Again, Wellbrock thought it was nothing more than a disgruntled former coach.
But after Faith Lutheran Coach Vernon Fox in Las Vegas alerted Wellbrock to the severity of the information sent to him in August, the Mountain Pointe staff knew the situation needed to be reviewed.
“We didn’t know the depth until Vernon Fox from Faith Lutheran let us know,” Wellbrock said. “I didn’t quite realize the depth of the information that was going out. When we found out what the depth was, that got pretty serious because of the detailed information.”
According to a statement of charges against Hager released by Tempe Union officials on Wednesday, Griffin Wellbrock, Rich Wellbrock’s son and assistant coach on the football team, attempted to get into the account.
After a few steps on Yahoo’s system, Hager’s district email appeared as the recovery email for the WalterPayton12 account.
Wellbrock confronted Hager about it in his office, asking for the code sent to Hager’s cell phone from Yahoo, to access the account.
After two failed attempts, Wellbrock read the code from Hager’s phone himself and gained access. It was there district officials say hundreds of emails to opposing coaches, district staff and members of the media were found.
Only some of the emails were recovered by the district, as the account was deleted. But the extent of the situation weighed heavily on all involved.
“Anger. Disappointment,” Wellbrock said. “The same feeling anyone in this room would have. It’s more about the kids than anything else of how they didn’t have certain opportunities and weren’t given the chance to be successful.
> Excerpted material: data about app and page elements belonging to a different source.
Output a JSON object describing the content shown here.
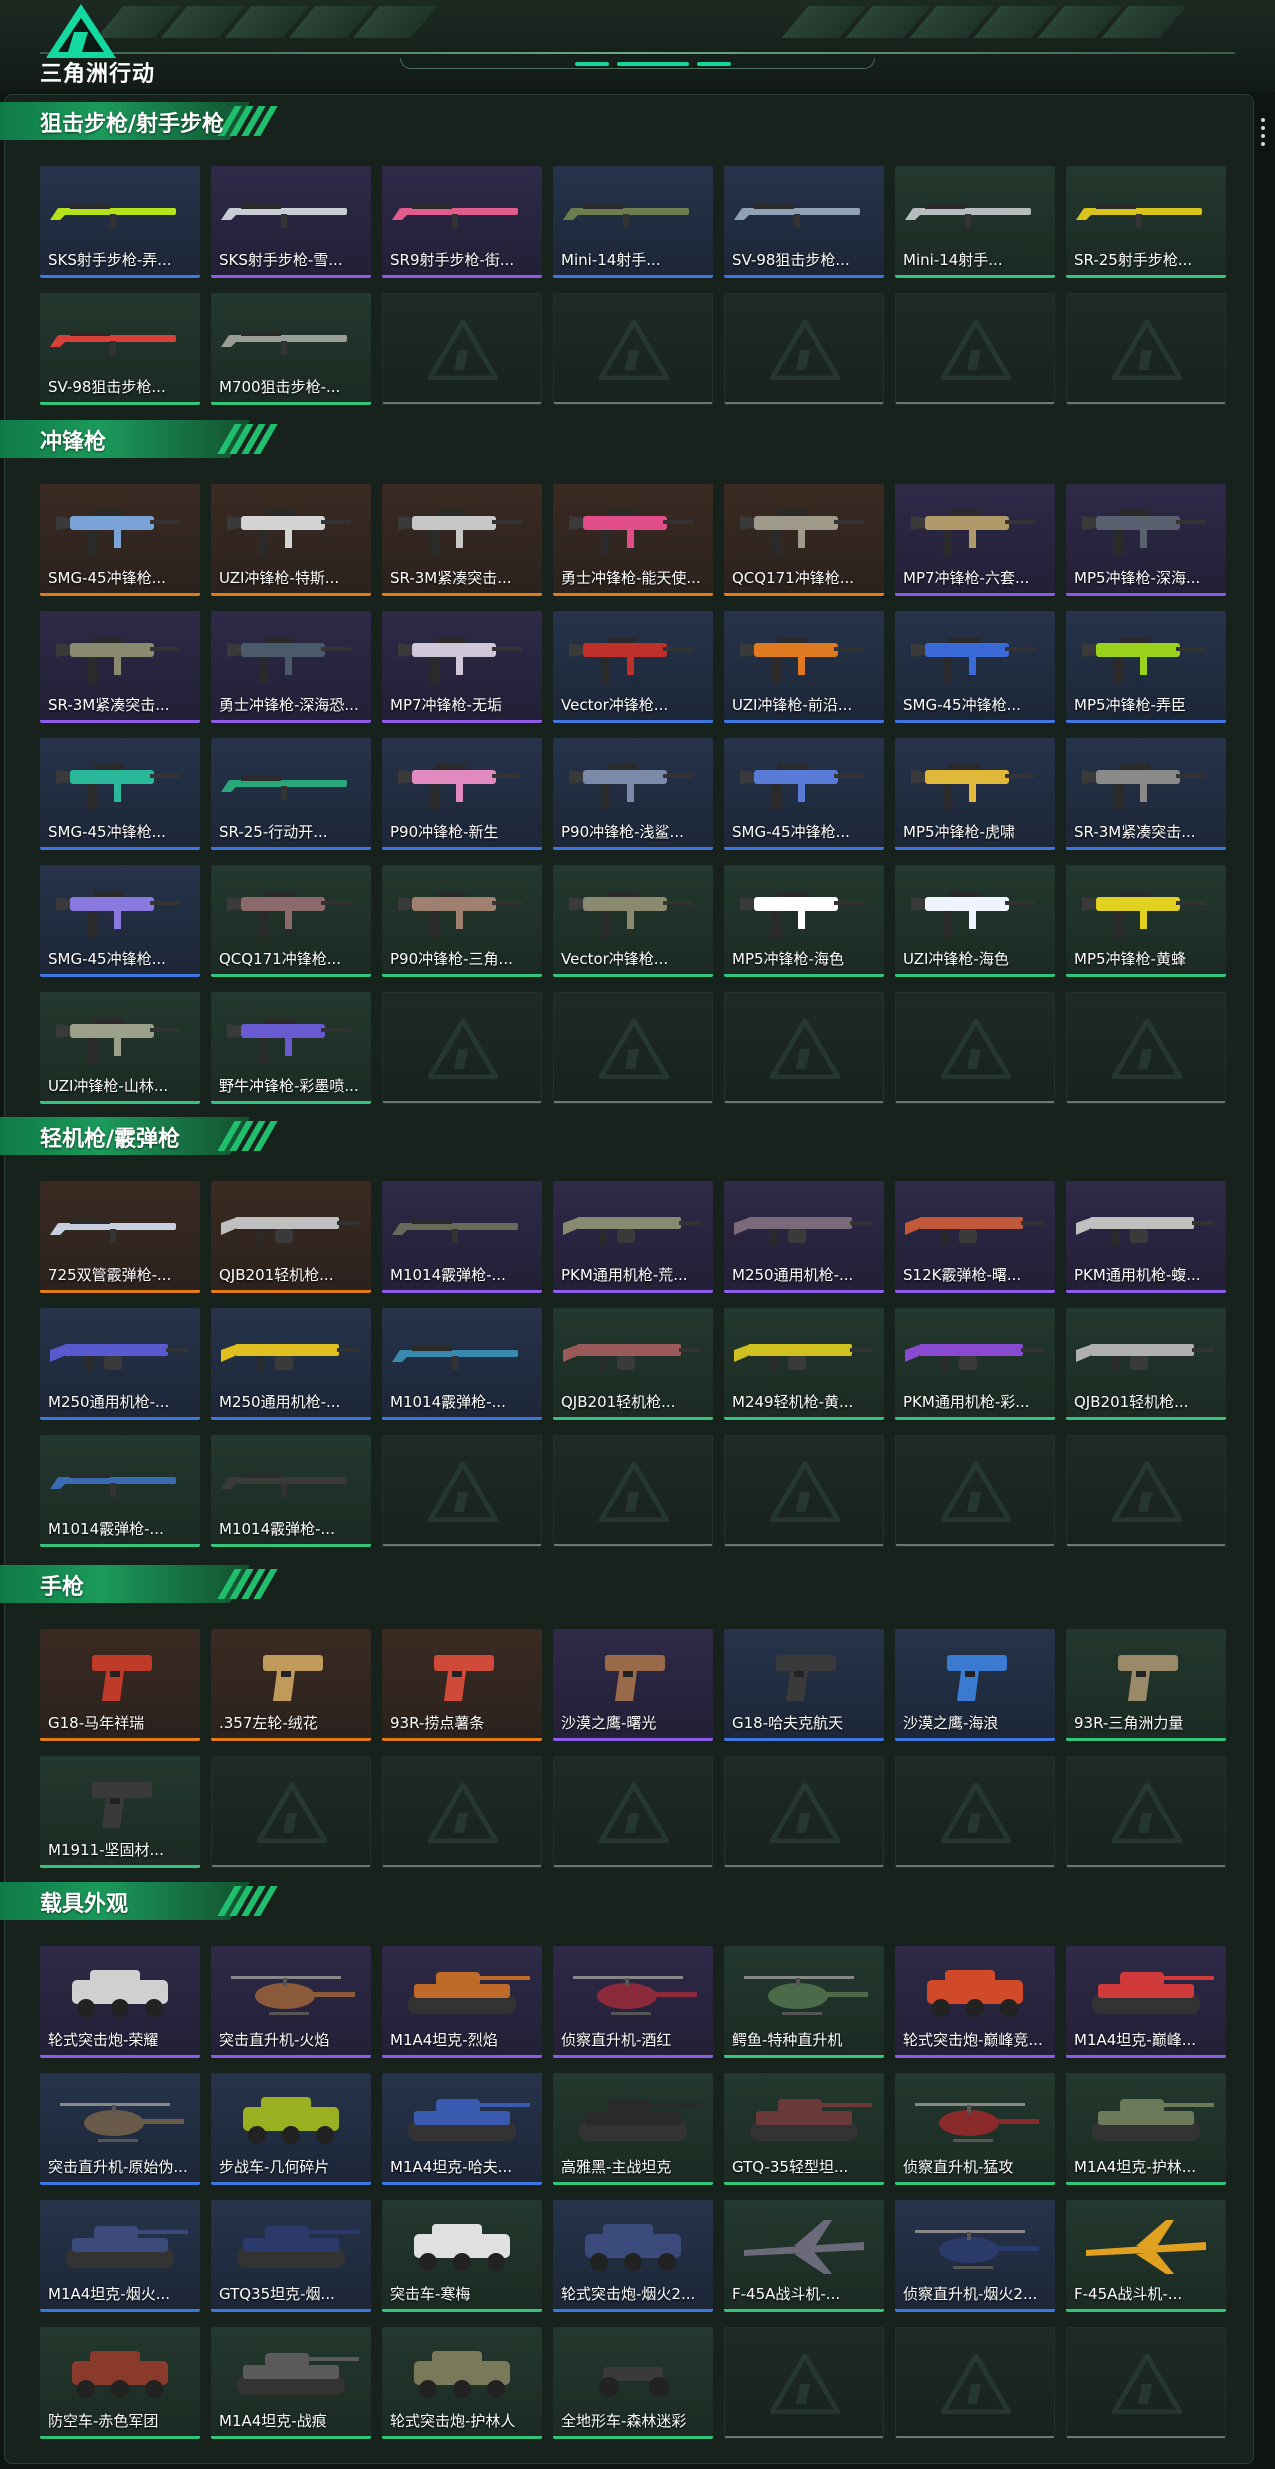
{
  "header": {
    "logo_text": "三角洲行动"
  },
  "colors": {
    "accent": "#1fbf6e",
    "rarity_orange": "#e57a19",
    "rarity_purple": "#8d5be8",
    "rarity_blue": "#3d76e0",
    "rarity_green": "#34c57c"
  },
  "sections": [
    {
      "title": "狙击步枪/射手步枪",
      "items": [
        {
          "name": "SKS射手步枪-弄...",
          "rarity": "blue",
          "kind": "rifle",
          "color": "#b6e21c"
        },
        {
          "name": "SKS射手步枪-雪...",
          "rarity": "purple",
          "kind": "rifle",
          "color": "#c9cdd3"
        },
        {
          "name": "SR9射手步枪-街...",
          "rarity": "purple",
          "kind": "rifle",
          "color": "#e05c8a"
        },
        {
          "name": "Mini-14射手...",
          "rarity": "blue",
          "kind": "rifle",
          "color": "#6d7e4e"
        },
        {
          "name": "SV-98狙击步枪...",
          "rarity": "blue",
          "kind": "rifle",
          "color": "#8ea1b7"
        },
        {
          "name": "Mini-14射手...",
          "rarity": "green",
          "kind": "rifle",
          "color": "#b7bdbf"
        },
        {
          "name": "SR-25射手步枪...",
          "rarity": "green",
          "kind": "rifle",
          "color": "#d8c31c"
        },
        {
          "name": "SV-98狙击步枪...",
          "rarity": "green",
          "kind": "rifle",
          "color": "#d8403a"
        },
        {
          "name": "M700狙击步枪-...",
          "rarity": "green",
          "kind": "rifle",
          "color": "#9a9e98"
        },
        {
          "empty": true
        },
        {
          "empty": true
        },
        {
          "empty": true
        },
        {
          "empty": true
        },
        {
          "empty": true
        }
      ]
    },
    {
      "title": "冲锋枪",
      "items": [
        {
          "name": "SMG-45冲锋枪...",
          "rarity": "orange",
          "kind": "smg",
          "color": "#7aa4d8"
        },
        {
          "name": "UZI冲锋枪-特斯...",
          "rarity": "orange",
          "kind": "smg",
          "color": "#d4d4d4"
        },
        {
          "name": "SR-3M紧凑突击...",
          "rarity": "orange",
          "kind": "smg",
          "color": "#c8c8c8"
        },
        {
          "name": "勇士冲锋枪-能天使...",
          "rarity": "orange",
          "kind": "smg",
          "color": "#e04d89"
        },
        {
          "name": "QCQ171冲锋枪...",
          "rarity": "orange",
          "kind": "smg",
          "color": "#9f9a8a"
        },
        {
          "name": "MP7冲锋枪-六套...",
          "rarity": "purple",
          "kind": "smg",
          "color": "#b09a6a"
        },
        {
          "name": "MP5冲锋枪-深海...",
          "rarity": "purple",
          "kind": "smg",
          "color": "#5a6070"
        },
        {
          "name": "SR-3M紧凑突击...",
          "rarity": "purple",
          "kind": "smg",
          "color": "#8a8a70"
        },
        {
          "name": "勇士冲锋枪-深海恐...",
          "rarity": "purple",
          "kind": "smg",
          "color": "#4a5a6a"
        },
        {
          "name": "MP7冲锋枪-无垢",
          "rarity": "purple",
          "kind": "smg",
          "color": "#d0c8d8"
        },
        {
          "name": "Vector冲锋枪...",
          "rarity": "blue",
          "kind": "smg",
          "color": "#c0302a"
        },
        {
          "name": "UZI冲锋枪-前沿...",
          "rarity": "blue",
          "kind": "smg",
          "color": "#e07a20"
        },
        {
          "name": "SMG-45冲锋枪...",
          "rarity": "blue",
          "kind": "smg",
          "color": "#3a6ad8"
        },
        {
          "name": "MP5冲锋枪-弄臣",
          "rarity": "blue",
          "kind": "smg",
          "color": "#9ad21c"
        },
        {
          "name": "SMG-45冲锋枪...",
          "rarity": "blue",
          "kind": "smg",
          "color": "#2ab89a"
        },
        {
          "name": "SR-25-行动开...",
          "rarity": "blue",
          "kind": "rifle",
          "color": "#28a878"
        },
        {
          "name": "P90冲锋枪-新生",
          "rarity": "blue",
          "kind": "smg",
          "color": "#e08ac0"
        },
        {
          "name": "P90冲锋枪-浅鲨...",
          "rarity": "blue",
          "kind": "smg",
          "color": "#7a8aa8"
        },
        {
          "name": "SMG-45冲锋枪...",
          "rarity": "blue",
          "kind": "smg",
          "color": "#5a7ad8"
        },
        {
          "name": "MP5冲锋枪-虎啸",
          "rarity": "blue",
          "kind": "smg",
          "color": "#e0b83a"
        },
        {
          "name": "SR-3M紧凑突击...",
          "rarity": "blue",
          "kind": "smg",
          "color": "#8a8a8a"
        },
        {
          "name": "SMG-45冲锋枪...",
          "rarity": "blue",
          "kind": "smg",
          "color": "#8a7ae0"
        },
        {
          "name": "QCQ171冲锋枪...",
          "rarity": "green",
          "kind": "smg",
          "color": "#8a6a6a"
        },
        {
          "name": "P90冲锋枪-三角...",
          "rarity": "green",
          "kind": "smg",
          "color": "#a08070"
        },
        {
          "name": "Vector冲锋枪...",
          "rarity": "green",
          "kind": "smg",
          "color": "#8a8a70"
        },
        {
          "name": "MP5冲锋枪-海色",
          "rarity": "green",
          "kind": "smg",
          "color": "#ffffff"
        },
        {
          "name": "UZI冲锋枪-海色",
          "rarity": "green",
          "kind": "smg",
          "color": "#f0f4ff"
        },
        {
          "name": "MP5冲锋枪-黄蜂",
          "rarity": "green",
          "kind": "smg",
          "color": "#e0d020"
        },
        {
          "name": "UZI冲锋枪-山林...",
          "rarity": "green",
          "kind": "smg",
          "color": "#9aa08a"
        },
        {
          "name": "野牛冲锋枪-彩墨喷...",
          "rarity": "green",
          "kind": "smg",
          "color": "#6a5ad0"
        },
        {
          "empty": true
        },
        {
          "empty": true
        },
        {
          "empty": true
        },
        {
          "empty": true
        },
        {
          "empty": true
        }
      ]
    },
    {
      "title": "轻机枪/霰弹枪",
      "items": [
        {
          "name": "725双管霰弹枪-...",
          "rarity": "orange",
          "kind": "rifle",
          "color": "#c8d0e0"
        },
        {
          "name": "QJB201轻机枪...",
          "rarity": "orange",
          "kind": "lmg",
          "color": "#c0c0c0"
        },
        {
          "name": "M1014霰弹枪-...",
          "rarity": "purple",
          "kind": "rifle",
          "color": "#6a6a5a"
        },
        {
          "name": "PKM通用机枪-荒...",
          "rarity": "purple",
          "kind": "lmg",
          "color": "#8a8a70"
        },
        {
          "name": "M250通用机枪-...",
          "rarity": "purple",
          "kind": "lmg",
          "color": "#7a6a7a"
        },
        {
          "name": "S12K霰弹枪-曙...",
          "rarity": "purple",
          "kind": "lmg",
          "color": "#c05a3a"
        },
        {
          "name": "PKM通用机枪-蝮...",
          "rarity": "purple",
          "kind": "lmg",
          "color": "#c0c0c0"
        },
        {
          "name": "M250通用机枪-...",
          "rarity": "blue",
          "kind": "lmg",
          "color": "#5a5ad0"
        },
        {
          "name": "M250通用机枪-...",
          "rarity": "blue",
          "kind": "lmg",
          "color": "#e0c020"
        },
        {
          "name": "M1014霰弹枪-...",
          "rarity": "blue",
          "kind": "rifle",
          "color": "#3a8ab0"
        },
        {
          "name": "QJB201轻机枪...",
          "rarity": "green",
          "kind": "lmg",
          "color": "#9a5a5a"
        },
        {
          "name": "M249轻机枪-黄...",
          "rarity": "green",
          "kind": "lmg",
          "color": "#d0c020"
        },
        {
          "name": "PKM通用机枪-彩...",
          "rarity": "green",
          "kind": "lmg",
          "color": "#8a4ad0"
        },
        {
          "name": "QJB201轻机枪...",
          "rarity": "green",
          "kind": "lmg",
          "color": "#b0b0b0"
        },
        {
          "name": "M1014霰弹枪-...",
          "rarity": "green",
          "kind": "rifle",
          "color": "#3a6ab0"
        },
        {
          "name": "M1014霰弹枪-...",
          "rarity": "green",
          "kind": "rifle",
          "color": "#3a3a3a"
        },
        {
          "empty": true
        },
        {
          "empty": true
        },
        {
          "empty": true
        },
        {
          "empty": true
        },
        {
          "empty": true
        }
      ]
    },
    {
      "title": "手枪",
      "items": [
        {
          "name": "G18-马年祥瑞",
          "rarity": "orange",
          "kind": "pistol",
          "color": "#c03a2a"
        },
        {
          "name": ".357左轮-绒花",
          "rarity": "orange",
          "kind": "pistol",
          "color": "#c09a5a"
        },
        {
          "name": "93R-捞点薯条",
          "rarity": "orange",
          "kind": "pistol",
          "color": "#d04a3a"
        },
        {
          "name": "沙漠之鹰-曙光",
          "rarity": "purple",
          "kind": "pistol",
          "color": "#9a6a4a"
        },
        {
          "name": "G18-哈夫克航天",
          "rarity": "blue",
          "kind": "pistol",
          "color": "#3a3a3a"
        },
        {
          "name": "沙漠之鹰-海浪",
          "rarity": "blue",
          "kind": "pistol",
          "color": "#3a7ad0"
        },
        {
          "name": "93R-三角洲力量",
          "rarity": "green",
          "kind": "pistol",
          "color": "#9a8a6a"
        },
        {
          "name": "M1911-坚固材...",
          "rarity": "green",
          "kind": "pistol",
          "color": "#3a3a3a"
        },
        {
          "empty": true
        },
        {
          "empty": true
        },
        {
          "empty": true
        },
        {
          "empty": true
        },
        {
          "empty": true
        },
        {
          "empty": true
        }
      ]
    },
    {
      "title": "载具外观",
      "items": [
        {
          "name": "轮式突击炮-荣耀",
          "rarity": "purple",
          "kind": "car",
          "color": "#d0d0d0"
        },
        {
          "name": "突击直升机-火焰",
          "rarity": "purple",
          "kind": "heli",
          "color": "#8a5a3a"
        },
        {
          "name": "M1A4坦克-烈焰",
          "rarity": "purple",
          "kind": "tank",
          "color": "#c06a2a"
        },
        {
          "name": "侦察直升机-酒红",
          "rarity": "purple",
          "kind": "heli",
          "color": "#8a2a3a"
        },
        {
          "name": "鳄鱼-特种直升机",
          "rarity": "green",
          "kind": "heli",
          "color": "#4a6a4a"
        },
        {
          "name": "轮式突击炮-巅峰竞...",
          "rarity": "purple",
          "kind": "car",
          "color": "#d04a2a"
        },
        {
          "name": "M1A4坦克-巅峰...",
          "rarity": "purple",
          "kind": "tank",
          "color": "#d03a3a"
        },
        {
          "name": "突击直升机-原始伪...",
          "rarity": "blue",
          "kind": "heli",
          "color": "#6a5a4a"
        },
        {
          "name": "步战车-几何碎片",
          "rarity": "blue",
          "kind": "car",
          "color": "#9ab020"
        },
        {
          "name": "M1A4坦克-哈夫...",
          "rarity": "blue",
          "kind": "tank",
          "color": "#3a5ab0"
        },
        {
          "name": "高雅黑-主战坦克",
          "rarity": "green",
          "kind": "tank",
          "color": "#2a2a2a"
        },
        {
          "name": "GTQ-35轻型坦...",
          "rarity": "green",
          "kind": "tank",
          "color": "#6a3a3a"
        },
        {
          "name": "侦察直升机-猛攻",
          "rarity": "green",
          "kind": "heli",
          "color": "#8a2a2a"
        },
        {
          "name": "M1A4坦克-护林...",
          "rarity": "green",
          "kind": "tank",
          "color": "#6a7a5a"
        },
        {
          "name": "M1A4坦克-烟火...",
          "rarity": "blue",
          "kind": "tank",
          "color": "#3a4a7a"
        },
        {
          "name": "GTQ35坦克-烟...",
          "rarity": "blue",
          "kind": "tank",
          "color": "#2a3a6a"
        },
        {
          "name": "突击车-寒梅",
          "rarity": "green",
          "kind": "car",
          "color": "#e0e0e0"
        },
        {
          "name": "轮式突击炮-烟火2...",
          "rarity": "blue",
          "kind": "car",
          "color": "#3a4a7a"
        },
        {
          "name": "F-45A战斗机-...",
          "rarity": "green",
          "kind": "jet",
          "color": "#6a6a7a"
        },
        {
          "name": "侦察直升机-烟火2...",
          "rarity": "blue",
          "kind": "heli",
          "color": "#2a3a6a"
        },
        {
          "name": "F-45A战斗机-...",
          "rarity": "green",
          "kind": "jet",
          "color": "#e0a020"
        },
        {
          "name": "防空车-赤色军团",
          "rarity": "green",
          "kind": "car",
          "color": "#8a3a2a"
        },
        {
          "name": "M1A4坦克-战痕",
          "rarity": "green",
          "kind": "tank",
          "color": "#5a5a5a"
        },
        {
          "name": "轮式突击炮-护林人",
          "rarity": "green",
          "kind": "car",
          "color": "#7a7a5a"
        },
        {
          "name": "全地形车-森林迷彩",
          "rarity": "green",
          "kind": "atv",
          "color": "#3a3a3a"
        },
        {
          "empty": true
        },
        {
          "empty": true
        },
        {
          "empty": true
        }
      ]
    }
  ]
}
“Whether the information was used or not, it goes through those kids’ heads now and went through those kids’ head in the past.”
Tempe Union released the recovered emails sent to several Arizona coaches, which sparked internal investigations, to the media and public.
Several schools came forward to say the information was not used, and most of the emails were deleted or reported to school administrators.
There’s no indication from any of the parties involved, including Tempe Union officials, any of the information was used against Mountain Pointe.
“This was never a ‘got ya!’ We wanted to stop detailed information from going out about out program,” Wellbrock said. “To our opponents, we didn’t know the depth of where this investigation was going to go. To my peers, I wanted to make sure that’s well-known.
“Whether it was used, whether it was not used, this was never meant to do this. This was 100 percent meant to stop the information from being sent out of our program.”
Wellbrock said the Mountain Pointe community is comming together to rally behind the football team as well as the boys’ and girls’ basketball programs during a difficult time. Students around the school are drawing closer together.
“Our kids have been resilient. I couldn’t be more pleased from them for how they approached this situation,” Wellbrock said. “When I say kids, I’m talking about our football program as well as our girls’ basketball program.
“Watching them go through this, it has really brought them together and it’s been fun to watch.”
Wellbrock is impressed by his team’s ability to fight off adversity and move forward. More than anything, he believes everyone involved in the program will be excited to play on their home field.
“I know the kids are excited,” Wellbrock said. “I know the parents are excited that they don’t have to travel anywhere. We are going to come out and get after it the best we can. The biggest thing is that it’s just adversity and how do we fight through that.
“One of the things I’ve always said after a tough loss, if this is the worst thing that has happened in our lives, we are going to be fine.”